* **WORK REQUEST**
Scan the entries below for the string "Roda" and copy every line where it turns up.

[MATERIAL FOR THIS TASK — start]

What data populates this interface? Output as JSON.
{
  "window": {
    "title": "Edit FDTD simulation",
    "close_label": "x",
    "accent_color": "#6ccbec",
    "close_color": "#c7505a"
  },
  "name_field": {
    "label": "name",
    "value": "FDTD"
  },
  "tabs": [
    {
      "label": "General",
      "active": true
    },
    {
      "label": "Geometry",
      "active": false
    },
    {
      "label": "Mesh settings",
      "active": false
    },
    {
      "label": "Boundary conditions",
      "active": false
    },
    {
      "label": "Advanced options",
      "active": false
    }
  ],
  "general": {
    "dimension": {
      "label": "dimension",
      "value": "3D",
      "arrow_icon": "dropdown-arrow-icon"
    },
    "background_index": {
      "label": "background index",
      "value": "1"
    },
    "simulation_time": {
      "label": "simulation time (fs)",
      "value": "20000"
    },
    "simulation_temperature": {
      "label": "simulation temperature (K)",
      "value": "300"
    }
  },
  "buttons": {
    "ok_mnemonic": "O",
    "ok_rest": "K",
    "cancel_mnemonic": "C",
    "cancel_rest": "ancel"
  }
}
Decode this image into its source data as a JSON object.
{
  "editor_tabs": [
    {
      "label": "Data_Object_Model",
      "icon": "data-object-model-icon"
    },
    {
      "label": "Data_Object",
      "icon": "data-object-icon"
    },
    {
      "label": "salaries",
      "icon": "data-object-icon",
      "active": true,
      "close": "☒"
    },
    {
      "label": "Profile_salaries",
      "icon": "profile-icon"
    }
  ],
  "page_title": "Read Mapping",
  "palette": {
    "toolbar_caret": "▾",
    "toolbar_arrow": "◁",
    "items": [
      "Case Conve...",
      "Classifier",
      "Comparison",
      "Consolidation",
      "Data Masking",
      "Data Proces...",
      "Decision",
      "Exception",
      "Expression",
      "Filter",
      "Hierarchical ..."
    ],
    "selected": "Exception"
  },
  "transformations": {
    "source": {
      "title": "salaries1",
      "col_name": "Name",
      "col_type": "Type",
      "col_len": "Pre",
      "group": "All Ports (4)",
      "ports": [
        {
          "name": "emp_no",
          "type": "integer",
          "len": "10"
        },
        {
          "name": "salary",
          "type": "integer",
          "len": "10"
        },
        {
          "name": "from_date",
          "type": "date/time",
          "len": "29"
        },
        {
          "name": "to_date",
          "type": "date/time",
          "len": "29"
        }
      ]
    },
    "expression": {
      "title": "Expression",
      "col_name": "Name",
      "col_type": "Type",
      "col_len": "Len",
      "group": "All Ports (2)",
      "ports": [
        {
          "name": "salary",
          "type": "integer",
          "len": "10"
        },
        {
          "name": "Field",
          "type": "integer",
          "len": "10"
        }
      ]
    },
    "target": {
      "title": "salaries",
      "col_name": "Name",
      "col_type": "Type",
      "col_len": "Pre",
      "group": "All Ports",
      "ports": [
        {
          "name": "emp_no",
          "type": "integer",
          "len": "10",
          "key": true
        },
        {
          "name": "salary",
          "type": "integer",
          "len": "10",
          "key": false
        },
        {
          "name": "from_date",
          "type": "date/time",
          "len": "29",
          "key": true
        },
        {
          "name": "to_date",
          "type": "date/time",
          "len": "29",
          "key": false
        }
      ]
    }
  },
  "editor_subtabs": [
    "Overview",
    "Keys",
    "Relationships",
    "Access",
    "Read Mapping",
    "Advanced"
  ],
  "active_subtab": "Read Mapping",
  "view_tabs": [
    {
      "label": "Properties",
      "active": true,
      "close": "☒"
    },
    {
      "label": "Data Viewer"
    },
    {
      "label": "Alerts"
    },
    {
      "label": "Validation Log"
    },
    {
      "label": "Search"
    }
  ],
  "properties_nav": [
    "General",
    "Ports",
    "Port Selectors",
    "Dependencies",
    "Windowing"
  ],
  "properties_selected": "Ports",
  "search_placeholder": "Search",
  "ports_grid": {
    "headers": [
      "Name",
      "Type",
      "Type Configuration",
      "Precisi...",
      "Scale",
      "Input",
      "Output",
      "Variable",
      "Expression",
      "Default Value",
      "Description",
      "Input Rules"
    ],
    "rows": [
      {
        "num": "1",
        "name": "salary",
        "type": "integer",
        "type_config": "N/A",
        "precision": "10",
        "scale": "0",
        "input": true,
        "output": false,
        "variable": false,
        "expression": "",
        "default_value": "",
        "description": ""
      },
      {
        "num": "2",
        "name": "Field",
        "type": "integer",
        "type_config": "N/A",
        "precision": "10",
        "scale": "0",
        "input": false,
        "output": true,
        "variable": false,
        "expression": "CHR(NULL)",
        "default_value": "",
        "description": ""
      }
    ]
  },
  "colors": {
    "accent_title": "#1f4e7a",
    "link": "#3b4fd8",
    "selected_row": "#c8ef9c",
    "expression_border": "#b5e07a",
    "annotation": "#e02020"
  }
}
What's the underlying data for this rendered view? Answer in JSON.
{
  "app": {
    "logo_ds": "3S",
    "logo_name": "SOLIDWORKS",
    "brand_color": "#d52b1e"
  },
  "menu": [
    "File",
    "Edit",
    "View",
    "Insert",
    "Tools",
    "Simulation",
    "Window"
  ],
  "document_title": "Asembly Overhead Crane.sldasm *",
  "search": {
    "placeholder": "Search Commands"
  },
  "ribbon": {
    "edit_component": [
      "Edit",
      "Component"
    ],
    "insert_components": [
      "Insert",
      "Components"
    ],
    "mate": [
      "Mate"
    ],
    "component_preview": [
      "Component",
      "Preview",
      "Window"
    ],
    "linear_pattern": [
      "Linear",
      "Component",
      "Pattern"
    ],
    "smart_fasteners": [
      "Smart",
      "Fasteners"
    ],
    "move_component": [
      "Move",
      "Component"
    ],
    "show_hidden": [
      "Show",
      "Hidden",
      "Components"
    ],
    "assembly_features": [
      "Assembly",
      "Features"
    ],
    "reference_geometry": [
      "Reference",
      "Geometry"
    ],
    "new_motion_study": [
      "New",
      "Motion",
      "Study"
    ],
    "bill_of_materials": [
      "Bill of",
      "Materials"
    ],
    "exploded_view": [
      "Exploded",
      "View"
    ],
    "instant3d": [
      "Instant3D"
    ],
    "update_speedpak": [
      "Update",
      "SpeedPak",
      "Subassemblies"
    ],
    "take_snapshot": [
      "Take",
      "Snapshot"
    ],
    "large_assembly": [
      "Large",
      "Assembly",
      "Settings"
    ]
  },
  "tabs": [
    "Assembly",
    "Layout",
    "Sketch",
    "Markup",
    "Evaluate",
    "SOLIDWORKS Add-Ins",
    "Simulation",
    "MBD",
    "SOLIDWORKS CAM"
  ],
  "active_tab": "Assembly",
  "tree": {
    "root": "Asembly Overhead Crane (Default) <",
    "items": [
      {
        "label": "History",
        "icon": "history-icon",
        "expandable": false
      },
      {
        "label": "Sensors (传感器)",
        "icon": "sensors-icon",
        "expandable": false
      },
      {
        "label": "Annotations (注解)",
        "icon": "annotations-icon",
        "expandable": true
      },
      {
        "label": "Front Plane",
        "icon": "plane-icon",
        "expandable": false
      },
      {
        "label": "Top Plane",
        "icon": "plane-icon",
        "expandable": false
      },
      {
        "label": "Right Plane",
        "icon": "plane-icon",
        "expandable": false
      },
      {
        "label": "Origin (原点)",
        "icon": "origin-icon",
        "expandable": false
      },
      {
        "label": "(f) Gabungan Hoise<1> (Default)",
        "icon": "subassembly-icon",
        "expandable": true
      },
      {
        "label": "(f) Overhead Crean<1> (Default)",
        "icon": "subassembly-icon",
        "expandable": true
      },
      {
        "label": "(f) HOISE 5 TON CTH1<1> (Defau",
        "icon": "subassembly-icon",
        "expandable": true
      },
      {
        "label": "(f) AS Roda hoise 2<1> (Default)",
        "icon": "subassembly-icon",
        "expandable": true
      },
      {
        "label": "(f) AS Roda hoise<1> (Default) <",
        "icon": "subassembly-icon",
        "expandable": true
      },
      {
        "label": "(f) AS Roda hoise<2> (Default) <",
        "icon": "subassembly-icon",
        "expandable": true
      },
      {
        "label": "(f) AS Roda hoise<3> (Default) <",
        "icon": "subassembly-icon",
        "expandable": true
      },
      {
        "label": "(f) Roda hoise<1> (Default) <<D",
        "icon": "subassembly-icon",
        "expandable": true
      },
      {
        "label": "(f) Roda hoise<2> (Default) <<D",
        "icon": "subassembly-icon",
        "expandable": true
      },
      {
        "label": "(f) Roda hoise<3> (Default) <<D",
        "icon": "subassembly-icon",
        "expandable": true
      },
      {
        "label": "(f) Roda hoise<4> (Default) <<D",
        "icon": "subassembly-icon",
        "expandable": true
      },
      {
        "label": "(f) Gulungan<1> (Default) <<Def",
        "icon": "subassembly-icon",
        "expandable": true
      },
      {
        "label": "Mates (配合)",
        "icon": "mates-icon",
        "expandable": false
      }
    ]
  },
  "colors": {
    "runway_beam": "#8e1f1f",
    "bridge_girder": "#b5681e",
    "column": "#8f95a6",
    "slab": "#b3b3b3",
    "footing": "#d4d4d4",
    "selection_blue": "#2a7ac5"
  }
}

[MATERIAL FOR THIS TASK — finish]

* **WRITTEN ANSWER**
        "label": "(f) AS Roda hoise 2<1> (Default)",
        "label": "(f) AS Roda hoise<1> (Default) <",
        "label": "(f) AS Roda hoise<2> (Default) <",
        "label": "(f) AS Roda hoise<3> (Default) <",
        "label": "(f) Roda hoise<1> (Default) <<D",
        "label": "(f) Roda hoise<2> (Default) <<D",
        "label": "(f) Roda hoise<3> (Default) <<D",
        "label": "(f) Roda hoise<4> (Default) <<D",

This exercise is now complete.